* [EXERCISE]
Word for word, repeat the records, leaving every picture behind.

━━ GIVEN DATA ━━

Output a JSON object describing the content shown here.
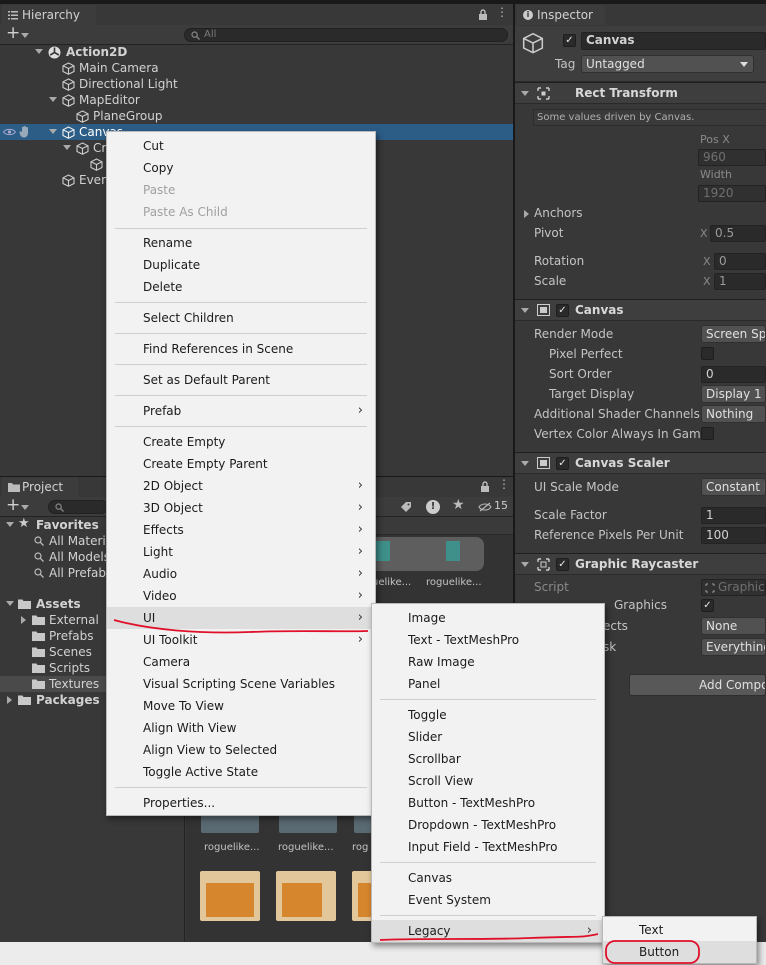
{
  "hierarchy": {
    "tab_label": "Hierarchy",
    "search_placeholder": "All",
    "items": [
      {
        "label": "Action2D"
      },
      {
        "label": "Main Camera"
      },
      {
        "label": "Directional Light"
      },
      {
        "label": "MapEditor"
      },
      {
        "label": "PlaneGroup"
      },
      {
        "label": "Canvas"
      },
      {
        "label": "Cr"
      },
      {
        "label": "Even"
      }
    ]
  },
  "project": {
    "tab_label": "Project",
    "hidden_count": "15",
    "favorites_label": "Favorites",
    "favorites": [
      "All Materia",
      "All Models",
      "All Prefabs"
    ],
    "assets_label": "Assets",
    "assets": [
      "External",
      "Prefabs",
      "Scenes",
      "Scripts",
      "Textures"
    ],
    "packages_label": "Packages",
    "thumb_labels": [
      "uelike...",
      "roguelike...",
      "roguelike...",
      "roguelike...",
      "rog"
    ]
  },
  "inspector": {
    "tab_label": "Inspector",
    "object_name": "Canvas",
    "tag_label": "Tag",
    "tag_value": "Untagged",
    "rect_transform": {
      "title": "Rect Transform",
      "note": "Some values driven by Canvas.",
      "posx_label": "Pos X",
      "posx_value": "960",
      "width_label": "Width",
      "width_value": "1920",
      "anchors_label": "Anchors",
      "pivot_label": "Pivot",
      "pivot_axis": "X",
      "pivot_x": "0.5",
      "rotation_label": "Rotation",
      "rotation_axis": "X",
      "rotation_x": "0",
      "scale_label": "Scale",
      "scale_axis": "X",
      "scale_x": "1"
    },
    "canvas": {
      "title": "Canvas",
      "render_mode_label": "Render Mode",
      "render_mode_value": "Screen Spa",
      "pixel_perfect_label": "Pixel Perfect",
      "sort_order_label": "Sort Order",
      "sort_order_value": "0",
      "target_display_label": "Target Display",
      "target_display_value": "Display 1",
      "shader_channels_label": "Additional Shader Channels",
      "shader_channels_value": "Nothing",
      "vertex_color_label": "Vertex Color Always In Gamm"
    },
    "canvas_scaler": {
      "title": "Canvas Scaler",
      "ui_scale_mode_label": "UI Scale Mode",
      "ui_scale_mode_value": "Constant P",
      "scale_factor_label": "Scale Factor",
      "scale_factor_value": "1",
      "ref_pixels_label": "Reference Pixels Per Unit",
      "ref_pixels_value": "100"
    },
    "graphic_raycaster": {
      "title": "Graphic Raycaster",
      "script_label": "Script",
      "script_value": "GraphicR",
      "ignore_label": "Graphics",
      "blocking_objects_label": "ects",
      "blocking_objects_value": "None",
      "blocking_mask_label": "sk",
      "blocking_mask_value": "Everything"
    },
    "add_component_label": "Add Compon"
  },
  "context_menu": {
    "items": [
      {
        "label": "Cut"
      },
      {
        "label": "Copy"
      },
      {
        "label": "Paste"
      },
      {
        "label": "Paste As Child"
      },
      {
        "label": "Rename"
      },
      {
        "label": "Duplicate"
      },
      {
        "label": "Delete"
      },
      {
        "label": "Select Children"
      },
      {
        "label": "Find References in Scene"
      },
      {
        "label": "Set as Default Parent"
      },
      {
        "label": "Prefab"
      },
      {
        "label": "Create Empty"
      },
      {
        "label": "Create Empty Parent"
      },
      {
        "label": "2D Object"
      },
      {
        "label": "3D Object"
      },
      {
        "label": "Effects"
      },
      {
        "label": "Light"
      },
      {
        "label": "Audio"
      },
      {
        "label": "Video"
      },
      {
        "label": "UI"
      },
      {
        "label": "UI Toolkit"
      },
      {
        "label": "Camera"
      },
      {
        "label": "Visual Scripting Scene Variables"
      },
      {
        "label": "Move To View"
      },
      {
        "label": "Align With View"
      },
      {
        "label": "Align View to Selected"
      },
      {
        "label": "Toggle Active State"
      },
      {
        "label": "Properties..."
      }
    ]
  },
  "ui_submenu": {
    "items": [
      {
        "label": "Image"
      },
      {
        "label": "Text - TextMeshPro"
      },
      {
        "label": "Raw Image"
      },
      {
        "label": "Panel"
      },
      {
        "label": "Toggle"
      },
      {
        "label": "Slider"
      },
      {
        "label": "Scrollbar"
      },
      {
        "label": "Scroll View"
      },
      {
        "label": "Button - TextMeshPro"
      },
      {
        "label": "Dropdown - TextMeshPro"
      },
      {
        "label": "Input Field - TextMeshPro"
      },
      {
        "label": "Canvas"
      },
      {
        "label": "Event System"
      },
      {
        "label": "Legacy"
      }
    ]
  },
  "legacy_submenu": {
    "items": [
      {
        "label": "Text"
      },
      {
        "label": "Button"
      }
    ]
  },
  "colors": {
    "selection": "#2c5d87",
    "annotation_red": "#e0102a",
    "menu_bg": "#f2f2f2"
  }
}
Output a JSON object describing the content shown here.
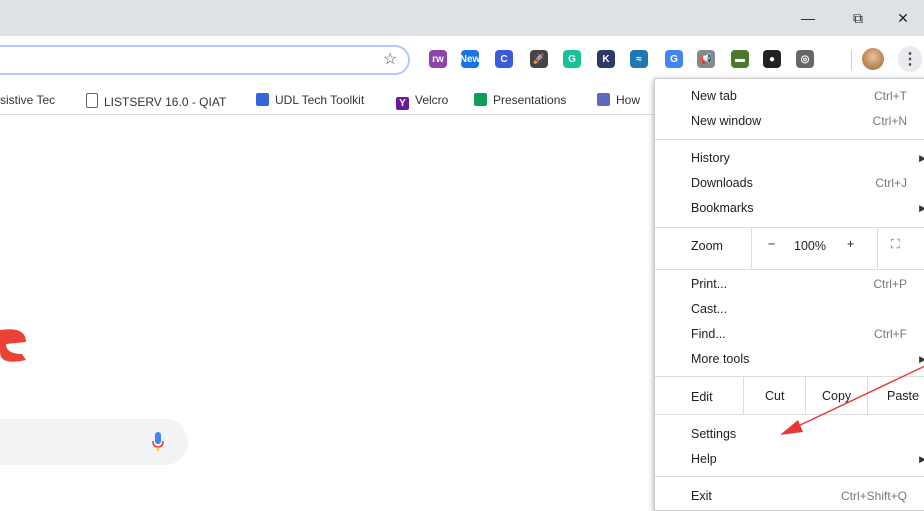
{
  "window": {
    "minimize": "—",
    "restore": "⧉",
    "close": "✕"
  },
  "toolbar": {
    "star_icon": "☆",
    "menu_icon": "⋮"
  },
  "extensions": [
    {
      "name": "puzzle",
      "label": "rw",
      "color": "#8e44ad"
    },
    {
      "name": "new-badge",
      "label": "New",
      "color": "#1a73e8"
    },
    {
      "name": "c-ext",
      "label": "C",
      "color": "#3b5bdb"
    },
    {
      "name": "rocket",
      "label": "🚀",
      "color": "#444"
    },
    {
      "name": "grammarly",
      "label": "G",
      "color": "#15c39a"
    },
    {
      "name": "k-ext",
      "label": "K",
      "color": "#2b3a67"
    },
    {
      "name": "wave",
      "label": "≈",
      "color": "#1f78b4"
    },
    {
      "name": "translate",
      "label": "G",
      "color": "#4285f4"
    },
    {
      "name": "megaphone",
      "label": "📢",
      "color": "#888"
    },
    {
      "name": "monitor",
      "label": "▬",
      "color": "#4a7a2e"
    },
    {
      "name": "color-circle",
      "label": "●",
      "color": "#222"
    },
    {
      "name": "spiral",
      "label": "◎",
      "color": "#666"
    }
  ],
  "bookmarks": [
    {
      "label": "sistive Tec",
      "color": "#9aa0a6"
    },
    {
      "label": "LISTSERV 16.0 - QIAT",
      "color": "#ffffff"
    },
    {
      "label": "UDL Tech Toolkit",
      "color": "#3367d6"
    },
    {
      "label": "Velcro",
      "color": "#6a1b9a"
    },
    {
      "label": "Presentations",
      "color": "#0f9d58"
    },
    {
      "label": "How",
      "color": "#5c6bc0"
    }
  ],
  "menu": {
    "new_tab": "New tab",
    "new_tab_sc": "Ctrl+T",
    "new_window": "New window",
    "new_window_sc": "Ctrl+N",
    "history": "History",
    "downloads": "Downloads",
    "downloads_sc": "Ctrl+J",
    "bookmarks": "Bookmarks",
    "zoom": "Zoom",
    "zoom_minus": "−",
    "zoom_value": "100%",
    "zoom_plus": "+",
    "fullscreen": "⛶",
    "print": "Print...",
    "print_sc": "Ctrl+P",
    "cast": "Cast...",
    "find": "Find...",
    "find_sc": "Ctrl+F",
    "more_tools": "More tools",
    "edit": "Edit",
    "cut": "Cut",
    "copy": "Copy",
    "paste": "Paste",
    "settings": "Settings",
    "help": "Help",
    "exit": "Exit",
    "exit_sc": "Ctrl+Shift+Q",
    "submenu_arrow": "▶"
  }
}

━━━

* [PROBLEM SOLUTION]
Output a JSON object describing the content shown here.
{
  "hierarchy": {
    "tab_label": "Hierarchy",
    "search_placeholder": "All",
    "items": [
      {
        "label": "Action2D"
      },
      {
        "label": "Main Camera"
      },
      {
        "label": "Directional Light"
      },
      {
        "label": "MapEditor"
      },
      {
        "label": "PlaneGroup"
      },
      {
        "label": "Canvas"
      },
      {
        "label": "Cr"
      },
      {
        "label": "Even"
      }
    ]
  },
  "project": {
    "tab_label": "Project",
    "hidden_count": "15",
    "favorites_label": "Favorites",
    "favorites": [
      "All Materia",
      "All Models",
      "All Prefabs"
    ],
    "assets_label": "Assets",
    "assets": [
      "External",
      "Prefabs",
      "Scenes",
      "Scripts",
      "Textures"
    ],
    "packages_label": "Packages",
    "thumb_labels": [
      "uelike...",
      "roguelike...",
      "roguelike...",
      "roguelike...",
      "rog"
    ]
  },
  "inspector": {
    "tab_label": "Inspector",
    "object_name": "Canvas",
    "tag_label": "Tag",
    "tag_value": "Untagged",
    "rect_transform": {
      "title": "Rect Transform",
      "note": "Some values driven by Canvas.",
      "posx_label": "Pos X",
      "posx_value": "960",
      "width_label": "Width",
      "width_value": "1920",
      "anchors_label": "Anchors",
      "pivot_label": "Pivot",
      "pivot_axis": "X",
      "pivot_x": "0.5",
      "rotation_label": "Rotation",
      "rotation_axis": "X",
      "rotation_x": "0",
      "scale_label": "Scale",
      "scale_axis": "X",
      "scale_x": "1"
    },
    "canvas": {
      "title": "Canvas",
      "render_mode_label": "Render Mode",
      "render_mode_value": "Screen Spa",
      "pixel_perfect_label": "Pixel Perfect",
      "sort_order_label": "Sort Order",
      "sort_order_value": "0",
      "target_display_label": "Target Display",
      "target_display_value": "Display 1",
      "shader_channels_label": "Additional Shader Channels",
      "shader_channels_value": "Nothing",
      "vertex_color_label": "Vertex Color Always In Gamm"
    },
    "canvas_scaler": {
      "title": "Canvas Scaler",
      "ui_scale_mode_label": "UI Scale Mode",
      "ui_scale_mode_value": "Constant P",
      "scale_factor_label": "Scale Factor",
      "scale_factor_value": "1",
      "ref_pixels_label": "Reference Pixels Per Unit",
      "ref_pixels_value": "100"
    },
    "graphic_raycaster": {
      "title": "Graphic Raycaster",
      "script_label": "Script",
      "script_value": "GraphicR",
      "ignore_label": "Graphics",
      "blocking_objects_label": "ects",
      "blocking_objects_value": "None",
      "blocking_mask_label": "sk",
      "blocking_mask_value": "Everything"
    },
    "add_component_label": "Add Compon"
  },
  "context_menu": {
    "items": [
      {
        "label": "Cut"
      },
      {
        "label": "Copy"
      },
      {
        "label": "Paste"
      },
      {
        "label": "Paste As Child"
      },
      {
        "label": "Rename"
      },
      {
        "label": "Duplicate"
      },
      {
        "label": "Delete"
      },
      {
        "label": "Select Children"
      },
      {
        "label": "Find References in Scene"
      },
      {
        "label": "Set as Default Parent"
      },
      {
        "label": "Prefab"
      },
      {
        "label": "Create Empty"
      },
      {
        "label": "Create Empty Parent"
      },
      {
        "label": "2D Object"
      },
      {
        "label": "3D Object"
      },
      {
        "label": "Effects"
      },
      {
        "label": "Light"
      },
      {
        "label": "Audio"
      },
      {
        "label": "Video"
      },
      {
        "label": "UI"
      },
      {
        "label": "UI Toolkit"
      },
      {
        "label": "Camera"
      },
      {
        "label": "Visual Scripting Scene Variables"
      },
      {
        "label": "Move To View"
      },
      {
        "label": "Align With View"
      },
      {
        "label": "Align View to Selected"
      },
      {
        "label": "Toggle Active State"
      },
      {
        "label": "Properties..."
      }
    ]
  },
  "ui_submenu": {
    "items": [
      {
        "label": "Image"
      },
      {
        "label": "Text - TextMeshPro"
      },
      {
        "label": "Raw Image"
      },
      {
        "label": "Panel"
      },
      {
        "label": "Toggle"
      },
      {
        "label": "Slider"
      },
      {
        "label": "Scrollbar"
      },
      {
        "label": "Scroll View"
      },
      {
        "label": "Button - TextMeshPro"
      },
      {
        "label": "Dropdown - TextMeshPro"
      },
      {
        "label": "Input Field - TextMeshPro"
      },
      {
        "label": "Canvas"
      },
      {
        "label": "Event System"
      },
      {
        "label": "Legacy"
      }
    ]
  },
  "legacy_submenu": {
    "items": [
      {
        "label": "Text"
      },
      {
        "label": "Button"
      }
    ]
  },
  "colors": {
    "selection": "#2c5d87",
    "annotation_red": "#e0102a",
    "menu_bg": "#f2f2f2"
  }
}
Output a JSON object describing the content shown here.
{
  "window": {
    "minimize": "—",
    "restore": "⧉",
    "close": "✕"
  },
  "toolbar": {
    "star_icon": "☆",
    "menu_icon": "⋮"
  },
  "extensions": [
    {
      "name": "puzzle",
      "label": "rw",
      "color": "#8e44ad"
    },
    {
      "name": "new-badge",
      "label": "New",
      "color": "#1a73e8"
    },
    {
      "name": "c-ext",
      "label": "C",
      "color": "#3b5bdb"
    },
    {
      "name": "rocket",
      "label": "🚀",
      "color": "#444"
    },
    {
      "name": "grammarly",
      "label": "G",
      "color": "#15c39a"
    },
    {
      "name": "k-ext",
      "label": "K",
      "color": "#2b3a67"
    },
    {
      "name": "wave",
      "label": "≈",
      "color": "#1f78b4"
    },
    {
      "name": "translate",
      "label": "G",
      "color": "#4285f4"
    },
    {
      "name": "megaphone",
      "label": "📢",
      "color": "#888"
    },
    {
      "name": "monitor",
      "label": "▬",
      "color": "#4a7a2e"
    },
    {
      "name": "color-circle",
      "label": "●",
      "color": "#222"
    },
    {
      "name": "spiral",
      "label": "◎",
      "color": "#666"
    }
  ],
  "bookmarks": [
    {
      "label": "sistive Tec",
      "color": "#9aa0a6"
    },
    {
      "label": "LISTSERV 16.0 - QIAT",
      "color": "#ffffff"
    },
    {
      "label": "UDL Tech Toolkit",
      "color": "#3367d6"
    },
    {
      "label": "Velcro",
      "color": "#6a1b9a"
    },
    {
      "label": "Presentations",
      "color": "#0f9d58"
    },
    {
      "label": "How",
      "color": "#5c6bc0"
    }
  ],
  "menu": {
    "new_tab": "New tab",
    "new_tab_sc": "Ctrl+T",
    "new_window": "New window",
    "new_window_sc": "Ctrl+N",
    "history": "History",
    "downloads": "Downloads",
    "downloads_sc": "Ctrl+J",
    "bookmarks": "Bookmarks",
    "zoom": "Zoom",
    "zoom_minus": "−",
    "zoom_value": "100%",
    "zoom_plus": "+",
    "fullscreen": "⛶",
    "print": "Print...",
    "print_sc": "Ctrl+P",
    "cast": "Cast...",
    "find": "Find...",
    "find_sc": "Ctrl+F",
    "more_tools": "More tools",
    "edit": "Edit",
    "cut": "Cut",
    "copy": "Copy",
    "paste": "Paste",
    "settings": "Settings",
    "help": "Help",
    "exit": "Exit",
    "exit_sc": "Ctrl+Shift+Q",
    "submenu_arrow": "▶"
  }
}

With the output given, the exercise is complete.